Website and app data records:
◆ ◆ ◆
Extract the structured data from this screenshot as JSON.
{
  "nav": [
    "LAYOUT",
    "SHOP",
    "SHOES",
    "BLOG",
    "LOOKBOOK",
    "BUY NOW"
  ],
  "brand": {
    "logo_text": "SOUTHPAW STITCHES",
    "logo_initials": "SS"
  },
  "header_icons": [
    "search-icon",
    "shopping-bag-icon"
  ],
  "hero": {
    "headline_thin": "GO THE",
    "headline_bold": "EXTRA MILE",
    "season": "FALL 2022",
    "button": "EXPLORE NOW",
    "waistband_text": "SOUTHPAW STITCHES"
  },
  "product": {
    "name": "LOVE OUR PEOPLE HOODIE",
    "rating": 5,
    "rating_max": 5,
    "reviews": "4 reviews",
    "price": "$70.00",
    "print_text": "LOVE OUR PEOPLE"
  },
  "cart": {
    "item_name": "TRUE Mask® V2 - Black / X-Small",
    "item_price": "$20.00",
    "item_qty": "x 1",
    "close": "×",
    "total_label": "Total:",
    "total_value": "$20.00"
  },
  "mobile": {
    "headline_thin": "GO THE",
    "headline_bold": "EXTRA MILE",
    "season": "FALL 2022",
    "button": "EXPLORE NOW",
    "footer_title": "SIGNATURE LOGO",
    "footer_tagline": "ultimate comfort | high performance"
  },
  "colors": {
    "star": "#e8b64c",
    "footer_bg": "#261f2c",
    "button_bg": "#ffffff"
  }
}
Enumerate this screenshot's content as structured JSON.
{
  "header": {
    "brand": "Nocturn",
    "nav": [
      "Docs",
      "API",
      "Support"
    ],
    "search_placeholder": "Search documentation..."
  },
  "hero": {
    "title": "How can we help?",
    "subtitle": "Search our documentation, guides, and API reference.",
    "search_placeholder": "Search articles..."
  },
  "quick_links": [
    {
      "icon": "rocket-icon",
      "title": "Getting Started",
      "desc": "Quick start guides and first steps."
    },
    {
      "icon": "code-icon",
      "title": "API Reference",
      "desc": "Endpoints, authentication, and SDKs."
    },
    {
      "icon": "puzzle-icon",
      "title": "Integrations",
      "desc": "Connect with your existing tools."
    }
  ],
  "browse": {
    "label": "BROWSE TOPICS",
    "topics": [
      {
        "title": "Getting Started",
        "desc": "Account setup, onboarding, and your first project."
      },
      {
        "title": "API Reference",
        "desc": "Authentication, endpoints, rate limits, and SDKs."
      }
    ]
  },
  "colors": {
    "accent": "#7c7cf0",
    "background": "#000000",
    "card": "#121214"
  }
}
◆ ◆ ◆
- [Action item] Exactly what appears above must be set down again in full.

- [Solution for this problem]
Extract the structured data from this screenshot as JSON.
{
  "nav": [
    "LAYOUT",
    "SHOP",
    "SHOES",
    "BLOG",
    "LOOKBOOK",
    "BUY NOW"
  ],
  "brand": {
    "logo_text": "SOUTHPAW STITCHES",
    "logo_initials": "SS"
  },
  "header_icons": [
    "search-icon",
    "shopping-bag-icon"
  ],
  "hero": {
    "headline_thin": "GO THE",
    "headline_bold": "EXTRA MILE",
    "season": "FALL 2022",
    "button": "EXPLORE NOW",
    "waistband_text": "SOUTHPAW STITCHES"
  },
  "product": {
    "name": "LOVE OUR PEOPLE HOODIE",
    "rating": 5,
    "rating_max": 5,
    "reviews": "4 reviews",
    "price": "$70.00",
    "print_text": "LOVE OUR PEOPLE"
  },
  "cart": {
    "item_name": "TRUE Mask® V2 - Black / X-Small",
    "item_price": "$20.00",
    "item_qty": "x 1",
    "close": "×",
    "total_label": "Total:",
    "total_value": "$20.00"
  },
  "mobile": {
    "headline_thin": "GO THE",
    "headline_bold": "EXTRA MILE",
    "season": "FALL 2022",
    "button": "EXPLORE NOW",
    "footer_title": "SIGNATURE LOGO",
    "footer_tagline": "ultimate comfort | high performance"
  },
  "colors": {
    "star": "#e8b64c",
    "footer_bg": "#261f2c",
    "button_bg": "#ffffff"
  }
}
Enumerate this screenshot's content as structured JSON.
{
  "header": {
    "brand": "Nocturn",
    "nav": [
      "Docs",
      "API",
      "Support"
    ],
    "search_placeholder": "Search documentation..."
  },
  "hero": {
    "title": "How can we help?",
    "subtitle": "Search our documentation, guides, and API reference.",
    "search_placeholder": "Search articles..."
  },
  "quick_links": [
    {
      "icon": "rocket-icon",
      "title": "Getting Started",
      "desc": "Quick start guides and first steps."
    },
    {
      "icon": "code-icon",
      "title": "API Reference",
      "desc": "Endpoints, authentication, and SDKs."
    },
    {
      "icon": "puzzle-icon",
      "title": "Integrations",
      "desc": "Connect with your existing tools."
    }
  ],
  "browse": {
    "label": "BROWSE TOPICS",
    "topics": [
      {
        "title": "Getting Started",
        "desc": "Account setup, onboarding, and your first project."
      },
      {
        "title": "API Reference",
        "desc": "Authentication, endpoints, rate limits, and SDKs."
      }
    ]
  },
  "colors": {
    "accent": "#7c7cf0",
    "background": "#000000",
    "card": "#121214"
  }
}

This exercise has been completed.